Jagga Jasoos Review 

Cast: Ranbir Kapoor, Katrina Kaif, Saswata Chatterjee, Sayani Gupta
Director: Anurag Basu
Expert Rating: ★★☆☆

Some children are born romantic. By this I mean not a desire to canoodle but the intense need to believe – in secrets, in adventures, in the inexplicable. To believe, most importantly, in stories. Jagga, a bespectacled knee-high stammerer, is just such a child. Raised on a diet of Sherlock, Hitchcock, Feluda, Louis Armstrong and Charlie Chaplin – names pointed to him via couriered videotape from a mysterious travelling father – he is a boy with a knack for seeing the wood before he examines the trees. An observant schoolchild fond of spotting bends in the narrative, he reunites old men with long-forgotten tabletop graffiti and solves murder cases mistakenly termed suicide.
“Horse’s egg, suicide!” objects the teenage sleuth in Anurag Basu’s Jagga Jasoos, a film dreamt up in Bangla and only half-translated out of it. “Naam kya?” a character asks repeatedly, an echo of the casual Bengali “Naam ki?” and nowhere close to Hindi that needs a “Hai” at the end. This film may officially speak Hindi but its accent (and eccentricity) is unmistakable – like that of a paperback writer assisting a gumshoe in the big city, or a paan-chewing singer hiding behind a lipsyncing protégé. This is an unapologetically whimsical film, opening with a verse urging you to be courteous toward fellow moviegoers and leave your phone alone.

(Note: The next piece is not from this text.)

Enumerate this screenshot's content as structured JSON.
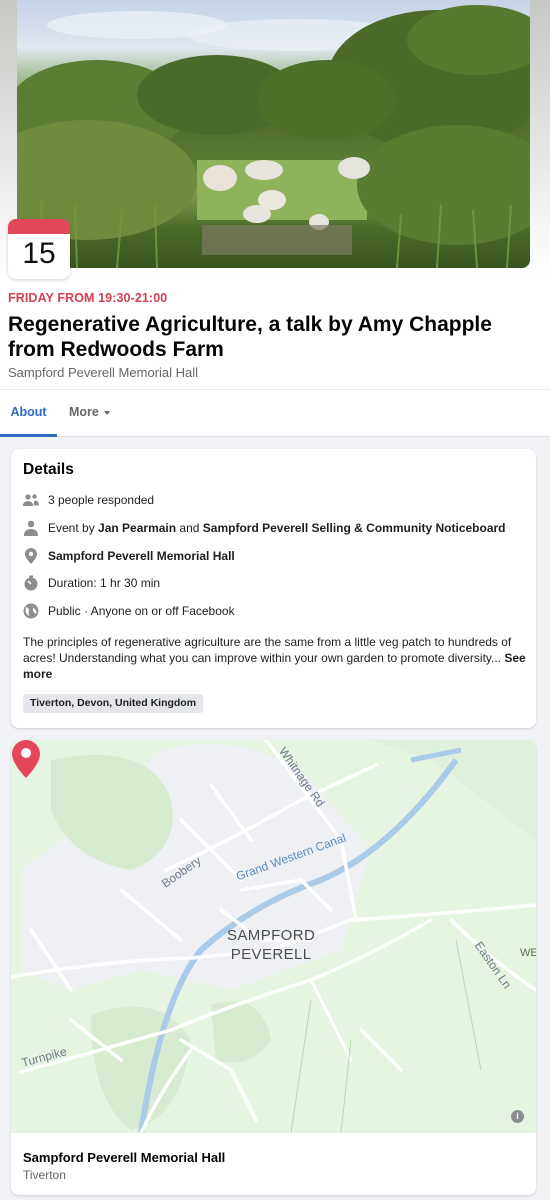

This is fine advice, for Basu’s film is not only intricately written and plotted, but filled with clever visual flourishes and details, some of which are clues and some of which are magical – and several, like the elephant turning a tiny, twisty street up a hill, are a bit of both. This is a dazzling, inventive and deliciously fun film, a musical mystery fable that curious children (of all ages) should watch at the soonest. This is, for want of comparison, Tintin by way of Amélie.

This is fine advice, for Basu’s film is not only intricately written and plotted, but filled with clever visual flourishes and details, some of which are clues and some of which are magical – and several, like the elephant turning a tiny, twisty street up a hill, are a bit of both. This is a dazzling, inventive and deliciously fun film, a musical mystery fable that curious children (of all ages) should watch at the soonest. This is, for want of comparison, Tintin by way of Amélie.

Verdict

On the whole the movie is a must watch and most entertaining film in this season.

Advertisements

Leave a Reply

Fill in your details below or click an icon to log in:

WordPress.com Logo

You are commenting using your WordPress.com account. Log Out / Change )

Twitter picture

You are commenting using your Twitter account. Log Out / Change )

Facebook photo

You are commenting using your Facebook account. Log Out / Change )

Google+ photo

You are commenting using your Google+ account. Log Out / Change )

Connecting to %s

Blog at WordPress.com.

Up ↑

%d bloggers like this: